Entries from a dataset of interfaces
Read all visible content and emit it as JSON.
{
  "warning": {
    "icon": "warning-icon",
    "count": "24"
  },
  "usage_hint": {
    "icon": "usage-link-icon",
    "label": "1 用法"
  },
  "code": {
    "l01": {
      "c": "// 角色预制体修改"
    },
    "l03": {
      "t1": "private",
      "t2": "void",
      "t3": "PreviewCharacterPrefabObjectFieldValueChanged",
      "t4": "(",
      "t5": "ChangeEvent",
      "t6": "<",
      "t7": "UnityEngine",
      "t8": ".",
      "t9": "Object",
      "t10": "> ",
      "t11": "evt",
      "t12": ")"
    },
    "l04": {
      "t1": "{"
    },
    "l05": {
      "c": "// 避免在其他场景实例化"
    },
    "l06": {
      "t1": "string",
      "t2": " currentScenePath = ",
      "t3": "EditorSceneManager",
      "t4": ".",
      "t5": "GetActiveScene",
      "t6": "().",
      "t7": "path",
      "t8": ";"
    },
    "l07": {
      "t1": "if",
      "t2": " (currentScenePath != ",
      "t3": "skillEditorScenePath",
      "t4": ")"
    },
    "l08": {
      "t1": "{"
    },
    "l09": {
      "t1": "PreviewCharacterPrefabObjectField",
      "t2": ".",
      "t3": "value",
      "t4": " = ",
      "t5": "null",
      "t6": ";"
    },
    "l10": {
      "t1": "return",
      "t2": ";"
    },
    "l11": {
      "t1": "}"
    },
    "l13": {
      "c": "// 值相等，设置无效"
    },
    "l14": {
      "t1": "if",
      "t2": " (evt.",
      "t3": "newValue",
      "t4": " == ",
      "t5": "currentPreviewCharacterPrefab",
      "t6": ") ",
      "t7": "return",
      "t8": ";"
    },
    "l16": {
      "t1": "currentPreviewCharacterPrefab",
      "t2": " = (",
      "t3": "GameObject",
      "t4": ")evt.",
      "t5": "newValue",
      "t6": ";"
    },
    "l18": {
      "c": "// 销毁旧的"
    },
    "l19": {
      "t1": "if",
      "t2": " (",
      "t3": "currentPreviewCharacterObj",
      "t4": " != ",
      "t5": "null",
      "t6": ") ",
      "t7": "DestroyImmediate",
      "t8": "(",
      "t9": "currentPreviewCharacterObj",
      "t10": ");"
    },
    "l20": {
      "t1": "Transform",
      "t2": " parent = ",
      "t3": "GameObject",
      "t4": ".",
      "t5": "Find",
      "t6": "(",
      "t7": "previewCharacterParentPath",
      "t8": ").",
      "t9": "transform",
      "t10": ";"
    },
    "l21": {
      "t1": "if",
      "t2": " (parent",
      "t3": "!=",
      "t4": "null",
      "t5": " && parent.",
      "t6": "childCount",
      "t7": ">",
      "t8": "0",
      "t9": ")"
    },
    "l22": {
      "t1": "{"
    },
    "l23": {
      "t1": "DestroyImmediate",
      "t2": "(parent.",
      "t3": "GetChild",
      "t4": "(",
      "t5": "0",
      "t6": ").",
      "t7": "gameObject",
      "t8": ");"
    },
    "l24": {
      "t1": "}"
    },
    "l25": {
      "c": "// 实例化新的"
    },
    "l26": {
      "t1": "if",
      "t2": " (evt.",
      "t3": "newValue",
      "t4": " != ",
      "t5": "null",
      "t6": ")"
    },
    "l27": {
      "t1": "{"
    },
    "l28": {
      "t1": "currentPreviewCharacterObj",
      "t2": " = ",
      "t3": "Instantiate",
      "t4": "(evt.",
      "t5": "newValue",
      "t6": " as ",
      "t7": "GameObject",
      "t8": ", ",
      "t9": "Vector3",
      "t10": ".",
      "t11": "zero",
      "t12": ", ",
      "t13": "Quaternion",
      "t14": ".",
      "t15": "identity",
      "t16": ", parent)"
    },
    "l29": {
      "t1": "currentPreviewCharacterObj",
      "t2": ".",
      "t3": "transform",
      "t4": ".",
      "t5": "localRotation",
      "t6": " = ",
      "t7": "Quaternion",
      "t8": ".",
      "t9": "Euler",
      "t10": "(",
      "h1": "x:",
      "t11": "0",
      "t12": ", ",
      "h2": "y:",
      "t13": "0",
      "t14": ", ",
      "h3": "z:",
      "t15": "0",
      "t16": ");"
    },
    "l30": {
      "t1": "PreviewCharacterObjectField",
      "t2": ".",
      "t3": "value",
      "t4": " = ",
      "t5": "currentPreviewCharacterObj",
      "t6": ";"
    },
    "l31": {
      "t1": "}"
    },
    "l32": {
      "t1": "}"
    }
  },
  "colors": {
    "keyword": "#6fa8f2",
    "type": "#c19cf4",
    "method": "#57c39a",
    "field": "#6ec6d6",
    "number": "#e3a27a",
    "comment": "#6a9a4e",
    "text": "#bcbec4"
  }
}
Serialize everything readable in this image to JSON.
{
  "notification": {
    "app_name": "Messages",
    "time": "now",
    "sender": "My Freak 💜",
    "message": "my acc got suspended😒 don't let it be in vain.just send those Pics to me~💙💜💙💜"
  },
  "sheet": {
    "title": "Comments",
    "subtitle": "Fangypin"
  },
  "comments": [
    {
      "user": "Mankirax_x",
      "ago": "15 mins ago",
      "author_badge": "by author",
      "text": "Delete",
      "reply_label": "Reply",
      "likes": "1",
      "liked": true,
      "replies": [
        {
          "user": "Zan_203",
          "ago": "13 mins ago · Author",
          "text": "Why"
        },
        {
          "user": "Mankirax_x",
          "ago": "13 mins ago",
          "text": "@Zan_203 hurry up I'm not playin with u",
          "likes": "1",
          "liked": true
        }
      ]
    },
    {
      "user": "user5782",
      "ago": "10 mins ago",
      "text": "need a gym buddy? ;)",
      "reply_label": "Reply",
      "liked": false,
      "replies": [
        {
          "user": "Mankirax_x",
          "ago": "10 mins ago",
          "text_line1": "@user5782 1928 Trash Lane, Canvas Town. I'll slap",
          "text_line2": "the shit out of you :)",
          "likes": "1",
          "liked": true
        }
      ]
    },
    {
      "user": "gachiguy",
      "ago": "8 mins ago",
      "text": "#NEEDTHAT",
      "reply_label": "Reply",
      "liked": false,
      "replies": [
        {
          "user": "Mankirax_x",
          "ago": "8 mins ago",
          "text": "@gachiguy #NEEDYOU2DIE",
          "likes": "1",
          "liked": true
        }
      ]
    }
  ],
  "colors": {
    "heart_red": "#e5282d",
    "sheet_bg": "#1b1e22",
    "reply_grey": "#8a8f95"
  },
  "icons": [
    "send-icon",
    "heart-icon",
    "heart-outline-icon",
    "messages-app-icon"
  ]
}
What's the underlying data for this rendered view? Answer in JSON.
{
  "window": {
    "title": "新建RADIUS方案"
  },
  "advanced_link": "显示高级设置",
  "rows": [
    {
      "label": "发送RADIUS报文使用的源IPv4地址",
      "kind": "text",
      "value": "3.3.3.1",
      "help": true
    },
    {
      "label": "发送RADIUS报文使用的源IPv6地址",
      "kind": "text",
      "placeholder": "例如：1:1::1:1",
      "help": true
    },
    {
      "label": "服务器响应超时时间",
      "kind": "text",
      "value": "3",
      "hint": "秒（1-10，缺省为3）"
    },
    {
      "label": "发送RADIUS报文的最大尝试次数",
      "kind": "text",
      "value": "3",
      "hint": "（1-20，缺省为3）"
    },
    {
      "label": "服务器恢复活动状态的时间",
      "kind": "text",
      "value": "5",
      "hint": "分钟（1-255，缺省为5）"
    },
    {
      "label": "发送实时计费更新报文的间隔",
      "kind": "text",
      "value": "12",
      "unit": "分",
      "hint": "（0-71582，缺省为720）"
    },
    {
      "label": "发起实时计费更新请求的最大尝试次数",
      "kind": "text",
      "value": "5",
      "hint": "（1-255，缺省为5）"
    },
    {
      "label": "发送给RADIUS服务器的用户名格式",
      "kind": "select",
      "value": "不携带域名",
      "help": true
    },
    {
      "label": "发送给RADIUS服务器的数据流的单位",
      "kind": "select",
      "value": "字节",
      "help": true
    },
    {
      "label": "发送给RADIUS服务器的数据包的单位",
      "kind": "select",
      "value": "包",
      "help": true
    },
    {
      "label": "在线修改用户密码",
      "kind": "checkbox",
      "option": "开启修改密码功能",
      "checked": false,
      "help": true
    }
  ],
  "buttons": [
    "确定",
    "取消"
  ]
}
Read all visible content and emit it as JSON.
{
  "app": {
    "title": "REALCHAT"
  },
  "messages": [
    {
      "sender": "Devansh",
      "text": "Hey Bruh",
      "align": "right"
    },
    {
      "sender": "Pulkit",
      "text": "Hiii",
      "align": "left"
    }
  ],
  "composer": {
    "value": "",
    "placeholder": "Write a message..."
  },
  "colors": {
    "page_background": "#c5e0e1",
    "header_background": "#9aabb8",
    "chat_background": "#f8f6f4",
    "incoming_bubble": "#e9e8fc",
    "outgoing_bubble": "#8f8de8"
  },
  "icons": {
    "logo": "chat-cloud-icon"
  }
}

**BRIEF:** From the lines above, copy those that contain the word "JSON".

**TASK OUTPUT:**
Read all visible content and emit it as JSON.
Serialize everything readable in this image to JSON.
What's the underlying data for this rendered view? Answer in JSON.
Read all visible content and emit it as JSON.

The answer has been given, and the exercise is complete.